". . . except to the extent that --(1) statutes preclude judicial review; or
(2) agency action is committed to agency discretion by law." 5 U.S.C. Sec. 701.
It further guarantees that:
"A person suffering legal wrong because of agency action, or adversely affected or aggrieved by agency action within the meaning of a relevant statute, is entitled to judicial review thereof." 5 U.S.C. Sec. 702.
The Railway Labor Act does not "preclude judicial review" or commit all action by the Mediation Board to its discretion. Air Line Dispatchers Ass'n v. Nat. Mediation Bd., 89 U.S.App.D.C. 24, 189 F.2d 685, 689 (1951).
Finally, in Barlow v. Collins, supra, 397 U.S. at page 166, 90 S.Ct. at page 837, the Court summarized the question of reviewability of agency action in this way:
"As we said in Data Processing Service, preclusion of judicial review of administrative action adjudicating private rights is not lightly to be inferred. Indeed, judicial review of such administrative action is the rule, and nonreviewability an exception which must be demonstrated. . . ." (Citations omitted.)
On this reasoning, we hold that the instant ruling of the National Mediation Board was reviewable by the District Court.
II. However, we must disagree with the determination of the District Court that the Authority is not a "carrier" within the intendment of the RLA. The Act, 45 U.S.C. Sec. 151, contains this definition:
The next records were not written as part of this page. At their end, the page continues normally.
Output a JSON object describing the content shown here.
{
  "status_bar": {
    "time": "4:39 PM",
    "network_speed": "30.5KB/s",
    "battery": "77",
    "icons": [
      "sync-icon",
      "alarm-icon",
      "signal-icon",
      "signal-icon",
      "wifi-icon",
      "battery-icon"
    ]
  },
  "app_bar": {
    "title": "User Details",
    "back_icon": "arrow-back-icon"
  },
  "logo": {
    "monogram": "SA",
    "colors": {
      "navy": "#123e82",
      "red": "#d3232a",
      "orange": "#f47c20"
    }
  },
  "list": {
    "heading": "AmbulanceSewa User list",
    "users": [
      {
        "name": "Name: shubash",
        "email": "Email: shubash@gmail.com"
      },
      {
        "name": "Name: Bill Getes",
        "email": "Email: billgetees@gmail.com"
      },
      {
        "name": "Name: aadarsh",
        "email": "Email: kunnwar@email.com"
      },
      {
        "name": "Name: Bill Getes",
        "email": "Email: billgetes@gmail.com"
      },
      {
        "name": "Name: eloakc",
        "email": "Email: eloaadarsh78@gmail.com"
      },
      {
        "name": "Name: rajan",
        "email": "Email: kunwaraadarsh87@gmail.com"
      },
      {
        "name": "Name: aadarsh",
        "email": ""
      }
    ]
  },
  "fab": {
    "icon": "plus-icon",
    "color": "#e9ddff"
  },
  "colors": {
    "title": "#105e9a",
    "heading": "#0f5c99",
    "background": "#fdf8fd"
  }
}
"First. The term 'carrier' includes any . . . carrier by railroad, subject to the Interstate Commerce Act, and any company which is directly or indirectly owned or controlled by or under common control with any carrier by railroad and which operates any equipment or facilities or performs any service (other than trucking service) in connection with the transportation, receipt, delivery, . . . storage, and handling of property transported by railroad . . .."
This prescription includes State-operated facilities. California v. Taylor, 353 U.S. 553, 77 S.Ct. 1037, 1 L.Ed.2d 1034 (1957).
Here, the Board, applying this definition to the agreed facts, determined that the Authority is a "carrier":
"Although neither of these railroad facilities appear to be certified by the Interstate Commerce Division as an interstate carrier, it is undisputed that the operations of the terminal railroad include the movement of freight to and from freight cars owned by interstate carriers, the switching of railroad cars and the storage of freight moved in interstate and foreign commerce. Title 45, U.S. C.A., Section 151, First, by its terms expressly covers companies 'under common control', with any carrier by railroad . . .."
Plainly, the Authority is a link in interstate and foreign carriage of shipments controlled by ship and railway companies.
Whether the statutory meaning of "carrier" is a point of law or a question of fact is presently immaterial. If the former, then we think the term includes such facilities as the Authority provided. Nevertheless, if the resolution of the matter be one of fact for the Board, the finding cannot be appraised as without substantial support in the evidence when the agreed modus operandi of the Authority is recalled. Moreover, it is such a finding as is well within the province of the Board.
The judgment dismissing the suit of the union is vacated, and the action reinstated for adjudication of the other controversies between the parties.
Vacated and remanded.